This procedure, as I describe it here, is a combination of both passive and active forms of sleep induction and can be used on nights when your sleep difficulties are particularly stubborn. Self-Hypnosis is an active state due to its fantasy component, but I recommend using it in conjunction with Passive Meditation as a hypnotic induction procedure. Passive Meditation actually induces a light form of hypnosis in which a very restful alpha state is induced. You can deepen this hypnotic state by using a more focused form of Fantasy Switch. After you are more relaxed, simply see yourself going to a very restful place like a beautiful beach or a serene forest. You can give it hypnotic power by incorporating as many of your senses as possible. For example, if you fantasize about going to a beach you can not only see yourself at the beach, but you can also let yourself hear the waves and the sound of the sea gulls, you can feel the warmth of the sun or cooling breezes on your body, and you can smell the special fragrance of the ocean. These aspects help to narrow your focus and further draw your attention away from your troublesome thoughts and sleep disturbing issues.
One other procedure more in the passive catagory of sleep induction is the use of hypnotic/sleep tapes. Here, the individual is lulled into a relaxed state through the use of recorded hypnotic statements and/or vividly describe relaxing scenes. Nature’s naturally relaxing sounds are also used, such as ocean waves, rainfall, gentle water flowing, etc. Tape-recorded messages to induce sleep can be effective even when other methods have failed.
I have put together a sleep tape based on a hypnotic fairy tale that many people suffering from insomnia have found helpful.

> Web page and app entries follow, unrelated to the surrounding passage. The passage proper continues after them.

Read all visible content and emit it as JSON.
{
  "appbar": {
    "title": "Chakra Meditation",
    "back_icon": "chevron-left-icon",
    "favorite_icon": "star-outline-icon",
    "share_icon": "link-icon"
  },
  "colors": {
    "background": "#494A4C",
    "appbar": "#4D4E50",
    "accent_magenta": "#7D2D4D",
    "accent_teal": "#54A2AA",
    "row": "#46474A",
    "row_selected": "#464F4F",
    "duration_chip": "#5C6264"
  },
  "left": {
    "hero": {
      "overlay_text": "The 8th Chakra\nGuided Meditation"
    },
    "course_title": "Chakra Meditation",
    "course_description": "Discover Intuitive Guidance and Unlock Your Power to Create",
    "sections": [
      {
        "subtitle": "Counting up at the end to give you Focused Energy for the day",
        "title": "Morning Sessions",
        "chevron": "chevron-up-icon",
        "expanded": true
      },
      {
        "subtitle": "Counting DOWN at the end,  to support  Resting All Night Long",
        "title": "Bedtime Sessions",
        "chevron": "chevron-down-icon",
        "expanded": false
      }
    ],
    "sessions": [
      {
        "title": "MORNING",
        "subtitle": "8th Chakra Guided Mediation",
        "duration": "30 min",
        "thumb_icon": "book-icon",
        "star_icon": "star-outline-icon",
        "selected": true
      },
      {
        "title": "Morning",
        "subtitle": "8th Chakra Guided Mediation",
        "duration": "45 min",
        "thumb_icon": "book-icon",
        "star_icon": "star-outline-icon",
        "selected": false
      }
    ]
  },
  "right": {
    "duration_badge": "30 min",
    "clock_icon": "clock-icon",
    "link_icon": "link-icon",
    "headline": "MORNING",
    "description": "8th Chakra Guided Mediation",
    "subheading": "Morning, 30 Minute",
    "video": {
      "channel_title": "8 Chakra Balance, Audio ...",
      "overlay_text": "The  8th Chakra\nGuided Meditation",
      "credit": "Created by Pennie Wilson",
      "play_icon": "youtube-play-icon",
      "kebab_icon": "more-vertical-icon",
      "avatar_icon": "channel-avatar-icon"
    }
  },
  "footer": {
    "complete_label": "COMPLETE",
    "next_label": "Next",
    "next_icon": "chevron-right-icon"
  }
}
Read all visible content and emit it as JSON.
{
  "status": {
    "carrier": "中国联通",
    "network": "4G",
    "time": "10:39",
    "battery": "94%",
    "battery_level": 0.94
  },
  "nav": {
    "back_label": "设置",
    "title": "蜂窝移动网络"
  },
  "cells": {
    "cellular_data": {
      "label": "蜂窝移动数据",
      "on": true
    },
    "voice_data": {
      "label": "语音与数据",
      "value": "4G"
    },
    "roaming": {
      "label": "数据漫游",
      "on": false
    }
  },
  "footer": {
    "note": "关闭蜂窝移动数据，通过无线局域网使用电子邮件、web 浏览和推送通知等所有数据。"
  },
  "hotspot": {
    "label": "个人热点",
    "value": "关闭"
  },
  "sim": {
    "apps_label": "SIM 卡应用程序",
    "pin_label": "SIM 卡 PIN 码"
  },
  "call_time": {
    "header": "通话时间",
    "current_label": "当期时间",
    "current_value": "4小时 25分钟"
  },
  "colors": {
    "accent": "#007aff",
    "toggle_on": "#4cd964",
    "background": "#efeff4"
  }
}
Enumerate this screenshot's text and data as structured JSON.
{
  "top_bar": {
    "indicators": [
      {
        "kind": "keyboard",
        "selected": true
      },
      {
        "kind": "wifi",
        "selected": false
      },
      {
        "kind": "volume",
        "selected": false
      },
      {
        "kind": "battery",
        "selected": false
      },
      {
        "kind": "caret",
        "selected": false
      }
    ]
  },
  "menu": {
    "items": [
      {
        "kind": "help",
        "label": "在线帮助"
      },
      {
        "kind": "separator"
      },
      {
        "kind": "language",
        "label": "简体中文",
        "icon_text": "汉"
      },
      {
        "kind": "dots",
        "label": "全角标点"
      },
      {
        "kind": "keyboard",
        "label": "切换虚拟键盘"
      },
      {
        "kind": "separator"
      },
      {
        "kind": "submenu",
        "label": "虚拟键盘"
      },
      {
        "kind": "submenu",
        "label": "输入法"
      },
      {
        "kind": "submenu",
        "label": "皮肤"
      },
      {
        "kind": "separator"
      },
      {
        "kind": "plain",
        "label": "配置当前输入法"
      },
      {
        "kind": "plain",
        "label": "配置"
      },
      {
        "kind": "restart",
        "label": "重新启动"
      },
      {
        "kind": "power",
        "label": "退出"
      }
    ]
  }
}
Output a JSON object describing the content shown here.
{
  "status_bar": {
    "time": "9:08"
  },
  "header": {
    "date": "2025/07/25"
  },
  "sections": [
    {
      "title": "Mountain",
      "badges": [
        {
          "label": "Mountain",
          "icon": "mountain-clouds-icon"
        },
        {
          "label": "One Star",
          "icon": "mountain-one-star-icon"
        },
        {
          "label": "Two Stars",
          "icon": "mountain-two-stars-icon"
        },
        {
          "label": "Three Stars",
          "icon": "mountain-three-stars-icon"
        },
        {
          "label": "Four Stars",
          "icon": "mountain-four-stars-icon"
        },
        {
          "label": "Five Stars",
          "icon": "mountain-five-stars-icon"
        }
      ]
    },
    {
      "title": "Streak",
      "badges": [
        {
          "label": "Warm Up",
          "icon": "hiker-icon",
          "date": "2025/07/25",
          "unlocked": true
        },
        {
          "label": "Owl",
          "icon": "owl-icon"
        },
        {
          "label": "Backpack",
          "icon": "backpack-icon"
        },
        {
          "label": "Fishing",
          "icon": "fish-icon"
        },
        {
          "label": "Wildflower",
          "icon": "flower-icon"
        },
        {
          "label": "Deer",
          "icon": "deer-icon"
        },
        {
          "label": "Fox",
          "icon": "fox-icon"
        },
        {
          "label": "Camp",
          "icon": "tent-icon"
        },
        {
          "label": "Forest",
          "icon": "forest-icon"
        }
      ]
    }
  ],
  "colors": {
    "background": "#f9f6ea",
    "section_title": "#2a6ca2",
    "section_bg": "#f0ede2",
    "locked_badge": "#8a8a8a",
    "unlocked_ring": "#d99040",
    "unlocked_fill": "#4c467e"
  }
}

All these methods are designed primarily to deal with and effectively ameliorate insomnia, but without the potential side effects of drugs. However, in some cases drugs are necessary. In these cases it is wise to follow the advice of a prudent physician who has a thorough understanding of sleep disorders. Beyond this, the problems causing your sleeping difficulties may require attention and resolution.